The Bitcoin and cryptocurrency world has been closely watching Venezuela over recent years as the socialist country grapples with an economic crisis that has plunged people’s lives into chaos.
Now Venezuelan President Nicolas Maduro has broken new ground in his efforts to stabilize the country’s economy: lopping five zeros off the bolivar, introducing new bills, a name change and linking the new bolivar’s value to the national oil-linked petro cryptocurrency.
The official rate for the currency will go from around 285,000 per dollar to 6 million while the minimum wage will be raised some 3,500% in an effort to offset the devaluation shock.
The historic devaluation and changes to the currency mean the new minimum wage will be 1,800 sovereign bolivars, instead of 1.8 million old bolivars.
Meanwhile, Bitcoin and cryptocurrency use in Venezuela has remained far above other countries, with transaction volumes climbing since the beginning of this year, according to peer-to-peer exchange LocalBitcoins.
There are fears amongst the country’s citizens that things are only going to worsen as oil production, effectively the country’s sole industry, has plunged amid a shortage of equipment and technical expertise.
Last month, the International Monetary Fund warned Venezuela’s economy is expected to contract by around 18% in 2018, while inflation is forecast to reach 1,000,000% — making Venezuela one of the worst hyperinflationary crises in modern history.
“We are projecting a surge in inflation to 1,000,000 percent by end-2018 to signal that the situation in Venezuela is similar to that in Germany in 1923 or Zimbabwe in the late 2000’s,” Alejandro Werner, director of the IMF Western Hemisphere department, wrote in a post on the agency’s blog.
People in the country are struggling with the level of inflation, which is making it hard to pay for everyday things and many are opting to use Bitcoin and cryptocurrencies.
“Cash is almost useless as a method of payment,” one Venezuelan citizen, who wished to remain anonymous, said ahead of the weekend’s currency changes. “The biggest bill is 100,000 bolivars, which cannot be used to pay for anything. A small coffee is almost two million bolivars.”
Cash is only used to pay for public transportation, gasoline, and tolls, according to the Caracas resident: “It is chaos!”
“While people are often keen to use alternative methods of payment, it is not easy to find stores that accept Bitcoin or cryptocurrency as legally you only can accept bolivares. There are there are some places I know that accept the cryptocurrency Dash as a form of payment, however.”
Elsewhere, Randy Brito, a Venezuelan whose family moved to Spain in 2004 due to the worsening economic situation, has been speaking about his non-profit organization BitcoinVenezuela.com which tries to educate people in the country about Bitcoin.
“I’ve been educating about Bitcoin in Venezuela since 2012, in our website, in social media, with collaborators in the country who gave talks, supporting local groups teaching about Bitcoin there, running campaigns, giving interviews, podcasts.
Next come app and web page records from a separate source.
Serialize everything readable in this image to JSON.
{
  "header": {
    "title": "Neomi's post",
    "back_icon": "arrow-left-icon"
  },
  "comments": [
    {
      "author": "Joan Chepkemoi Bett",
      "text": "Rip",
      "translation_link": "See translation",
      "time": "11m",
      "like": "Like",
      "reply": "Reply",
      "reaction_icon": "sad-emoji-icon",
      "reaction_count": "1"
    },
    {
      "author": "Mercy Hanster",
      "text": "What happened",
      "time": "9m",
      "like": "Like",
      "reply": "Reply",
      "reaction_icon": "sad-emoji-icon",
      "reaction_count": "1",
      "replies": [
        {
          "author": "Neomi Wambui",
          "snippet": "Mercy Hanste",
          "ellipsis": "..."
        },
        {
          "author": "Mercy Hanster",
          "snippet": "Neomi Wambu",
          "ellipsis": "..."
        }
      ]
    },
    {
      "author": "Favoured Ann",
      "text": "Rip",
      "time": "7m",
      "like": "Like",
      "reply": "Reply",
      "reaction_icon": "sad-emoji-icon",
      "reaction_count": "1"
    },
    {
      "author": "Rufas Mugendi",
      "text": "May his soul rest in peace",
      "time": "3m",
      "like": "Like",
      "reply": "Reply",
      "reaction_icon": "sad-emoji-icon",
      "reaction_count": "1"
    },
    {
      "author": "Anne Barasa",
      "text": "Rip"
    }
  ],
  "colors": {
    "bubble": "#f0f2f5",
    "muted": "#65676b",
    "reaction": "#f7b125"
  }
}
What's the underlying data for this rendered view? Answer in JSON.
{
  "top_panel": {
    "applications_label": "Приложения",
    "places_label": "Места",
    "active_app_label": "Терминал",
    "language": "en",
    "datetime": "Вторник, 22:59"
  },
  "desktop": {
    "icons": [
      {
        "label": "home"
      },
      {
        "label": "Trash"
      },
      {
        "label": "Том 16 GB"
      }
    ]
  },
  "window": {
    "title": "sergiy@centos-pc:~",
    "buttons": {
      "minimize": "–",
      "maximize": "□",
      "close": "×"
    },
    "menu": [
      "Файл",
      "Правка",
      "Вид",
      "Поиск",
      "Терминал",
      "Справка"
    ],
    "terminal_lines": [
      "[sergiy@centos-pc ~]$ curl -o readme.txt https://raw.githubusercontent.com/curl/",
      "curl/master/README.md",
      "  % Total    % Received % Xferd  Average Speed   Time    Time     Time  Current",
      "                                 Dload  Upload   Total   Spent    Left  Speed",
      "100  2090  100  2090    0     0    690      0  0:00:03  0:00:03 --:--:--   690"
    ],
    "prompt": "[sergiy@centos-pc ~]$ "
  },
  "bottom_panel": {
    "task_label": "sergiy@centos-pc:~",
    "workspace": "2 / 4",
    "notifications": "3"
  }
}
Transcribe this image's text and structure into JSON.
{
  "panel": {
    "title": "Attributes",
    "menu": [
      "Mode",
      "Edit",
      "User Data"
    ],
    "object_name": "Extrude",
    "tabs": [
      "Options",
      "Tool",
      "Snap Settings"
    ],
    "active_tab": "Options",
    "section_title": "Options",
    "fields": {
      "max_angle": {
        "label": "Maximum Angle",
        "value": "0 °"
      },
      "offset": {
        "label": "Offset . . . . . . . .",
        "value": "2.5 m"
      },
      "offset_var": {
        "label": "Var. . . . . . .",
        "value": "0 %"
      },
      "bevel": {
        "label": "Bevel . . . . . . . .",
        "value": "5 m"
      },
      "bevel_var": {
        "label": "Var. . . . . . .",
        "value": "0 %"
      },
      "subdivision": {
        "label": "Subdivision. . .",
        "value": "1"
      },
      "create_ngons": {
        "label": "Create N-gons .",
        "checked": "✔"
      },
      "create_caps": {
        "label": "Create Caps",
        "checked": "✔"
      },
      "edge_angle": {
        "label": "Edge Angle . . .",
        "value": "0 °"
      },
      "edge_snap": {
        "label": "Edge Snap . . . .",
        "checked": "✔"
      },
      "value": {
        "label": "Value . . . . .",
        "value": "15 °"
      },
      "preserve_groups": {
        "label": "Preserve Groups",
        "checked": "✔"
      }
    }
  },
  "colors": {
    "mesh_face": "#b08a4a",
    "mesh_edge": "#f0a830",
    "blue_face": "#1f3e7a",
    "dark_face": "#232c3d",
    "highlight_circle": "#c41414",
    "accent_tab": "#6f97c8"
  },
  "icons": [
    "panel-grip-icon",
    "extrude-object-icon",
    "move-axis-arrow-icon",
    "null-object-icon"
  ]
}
Besides trying to educate about economics, fighting Socialism both in Venezuela and Spain,” Brito said via a Reddit Ask Me Anything, yesterday.
“We believe in turning BTC to a common medium of exchange in the country,” Brito said in response a Reddit user question.